Yesterday, in a post titled “Kill The Bill,” Lowry and Kristol came out against immigration reform. Lowry defends his position in the above video. There’s nothing new in what he is saying. It amounts to the same arguments as the past (enforcement won’t happen, even after a bill that ladles resources into that under an administration that has deported illegal immigrants at record rates) and the same Kristol view of politics as the past: total warfare at all times against anything that might get signed by president Obama.
I have to say I am unsurprised by this. Lowry basically said (above) he’d be happy for next-to-no legislation to ever pass the Congress, regardless of the underlying problems. Notice too that for Lowry, the actual plight of the undocumented workers and their families is completely absent. And this is what, to my mind, rightly affects Latino voters. Lowry and Kristol cannot see past intellectual categories and Village pyromania to empathize whatsoever with close to half the country. They think the problem was this:
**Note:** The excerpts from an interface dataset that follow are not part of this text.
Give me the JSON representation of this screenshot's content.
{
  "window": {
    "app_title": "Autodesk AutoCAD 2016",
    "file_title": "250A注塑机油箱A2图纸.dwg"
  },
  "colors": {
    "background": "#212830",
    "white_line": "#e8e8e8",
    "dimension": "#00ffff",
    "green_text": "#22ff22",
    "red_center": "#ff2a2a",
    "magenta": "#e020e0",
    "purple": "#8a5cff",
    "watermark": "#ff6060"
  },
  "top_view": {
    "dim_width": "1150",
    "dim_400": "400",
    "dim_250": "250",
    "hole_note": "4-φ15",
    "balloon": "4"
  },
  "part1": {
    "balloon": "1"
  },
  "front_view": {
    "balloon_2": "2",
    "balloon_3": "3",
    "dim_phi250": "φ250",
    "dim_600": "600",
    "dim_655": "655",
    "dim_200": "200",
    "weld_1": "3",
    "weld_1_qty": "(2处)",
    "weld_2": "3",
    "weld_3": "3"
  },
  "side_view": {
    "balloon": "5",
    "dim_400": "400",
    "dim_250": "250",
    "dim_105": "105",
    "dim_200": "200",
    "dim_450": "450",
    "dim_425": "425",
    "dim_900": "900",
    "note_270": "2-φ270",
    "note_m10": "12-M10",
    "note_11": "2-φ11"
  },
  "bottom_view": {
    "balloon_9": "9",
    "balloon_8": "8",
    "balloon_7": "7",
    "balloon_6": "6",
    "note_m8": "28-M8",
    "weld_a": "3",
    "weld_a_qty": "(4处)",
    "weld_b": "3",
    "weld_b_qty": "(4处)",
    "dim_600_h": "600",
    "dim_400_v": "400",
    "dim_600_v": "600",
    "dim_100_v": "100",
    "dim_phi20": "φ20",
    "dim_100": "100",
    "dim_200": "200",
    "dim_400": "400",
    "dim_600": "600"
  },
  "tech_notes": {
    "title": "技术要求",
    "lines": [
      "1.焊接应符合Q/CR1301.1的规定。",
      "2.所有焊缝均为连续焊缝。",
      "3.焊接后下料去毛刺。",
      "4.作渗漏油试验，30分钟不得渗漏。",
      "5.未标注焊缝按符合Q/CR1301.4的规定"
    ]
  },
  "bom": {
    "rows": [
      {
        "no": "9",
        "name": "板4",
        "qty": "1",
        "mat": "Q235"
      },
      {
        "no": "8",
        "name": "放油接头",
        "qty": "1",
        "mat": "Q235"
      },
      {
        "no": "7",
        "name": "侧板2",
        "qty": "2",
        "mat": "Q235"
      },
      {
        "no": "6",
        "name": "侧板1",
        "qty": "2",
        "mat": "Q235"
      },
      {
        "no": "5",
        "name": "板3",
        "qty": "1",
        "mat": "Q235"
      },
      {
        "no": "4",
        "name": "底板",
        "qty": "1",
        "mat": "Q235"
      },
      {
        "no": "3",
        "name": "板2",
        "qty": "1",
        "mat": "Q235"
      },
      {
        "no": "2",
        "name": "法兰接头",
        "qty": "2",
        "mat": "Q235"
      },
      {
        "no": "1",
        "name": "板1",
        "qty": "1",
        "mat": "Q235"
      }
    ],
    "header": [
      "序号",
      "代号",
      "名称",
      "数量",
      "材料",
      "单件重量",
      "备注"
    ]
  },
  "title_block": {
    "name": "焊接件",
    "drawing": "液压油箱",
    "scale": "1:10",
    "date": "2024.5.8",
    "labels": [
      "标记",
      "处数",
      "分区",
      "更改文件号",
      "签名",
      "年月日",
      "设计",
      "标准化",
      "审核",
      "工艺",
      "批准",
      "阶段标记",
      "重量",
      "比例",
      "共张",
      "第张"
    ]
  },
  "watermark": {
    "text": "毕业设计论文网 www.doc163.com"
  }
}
During the debate over immigration in 2006–07, Republican rhetoric at times had a flavor that communicated a hostility to immigrants as such.
They don’t even hear themselves, do they? As for the Latino vote, how’s this for communication of hostility?
At the presidential level in 2016, it would be better if Republicans won more Hispanic voters than they have in the past—but it’s most important that the party perform better among working-class and younger voters concerned about economic opportunity and upward mobility.
Whites First! How Douthat sees the Lowry-Kristol op-ed:
The core of the Lowry-Kristol thesis isn’t that the G.O.P. should necessarily resign itself to a Romney-esque performance among Hispanics in 2016 and beyond; it’s that a conservative party with an appealing, populist-inflected economic agenda will ultimately probably win more white votes and more Hispanic votes (and, for that matter, black votes and Asian votes) than a conservative party whose idea of rebranding is just a headlong rush to put President Obama’s signature on an immigration bill.
Notice that the motives include nothing of any substantive policy concern and are entirely about differences over partisan interest. And if Ross believes the current GOP is going to adopt any of the populist economic policies that could be attractive to working class white voters, he’s looking at a different party than I am. Repealing universal healthcare will reassure economically insecure whites? Gutting Medicare will do the same? Who is proposing anything but steep austerity and yet lower taxes in the GOP?
First Read wonders whether Republicans in favor of immigration reform have any cards left up their sleeves:
Given the growing conservative opposition to immigration reform, here’s a question worth asking: Can pro-reform Republicans strike back?
Today from his presidential library in Dallas, TX, George W. Bush will be delivering a speech on immigration. But is this going to help convince conservatives or make them even more resistant? Remember, the modern conservative movement hasn’t been too friendly to Bush’s policies or presidential agenda. The GOP-leaning American Action Network is up with a $100,000-plus national TV ad campaign, urging Republicans to support the Senate’s immigration reform bill. But is $100,000-plus enough? And GOP immigration supporters have released a poll showing that Republican primary voters want to fix the immigration system and prefer an imperfect solution to no solution. But is releasing a poll going to do the trick? Right now, the Republicans who want immigration reform to pass have been VERY QUIET lately. Does that change?
Dickinson considers the risks of killing immigration reform for Republicans:
Waiting for 2015 … means Republicans will have to live with the collapse of immigration reform for the next year or so. Perhaps voters will applaud that Republicans didn’t rush a bill that was bad policy. But given Congress’ approval ratings and willing Republicans ready to point fingers, it’s also just as possible that the independent voter might conclude that the GOP cannot apply reason to the problems of the day to find a workable solution.
How could any voter not see that?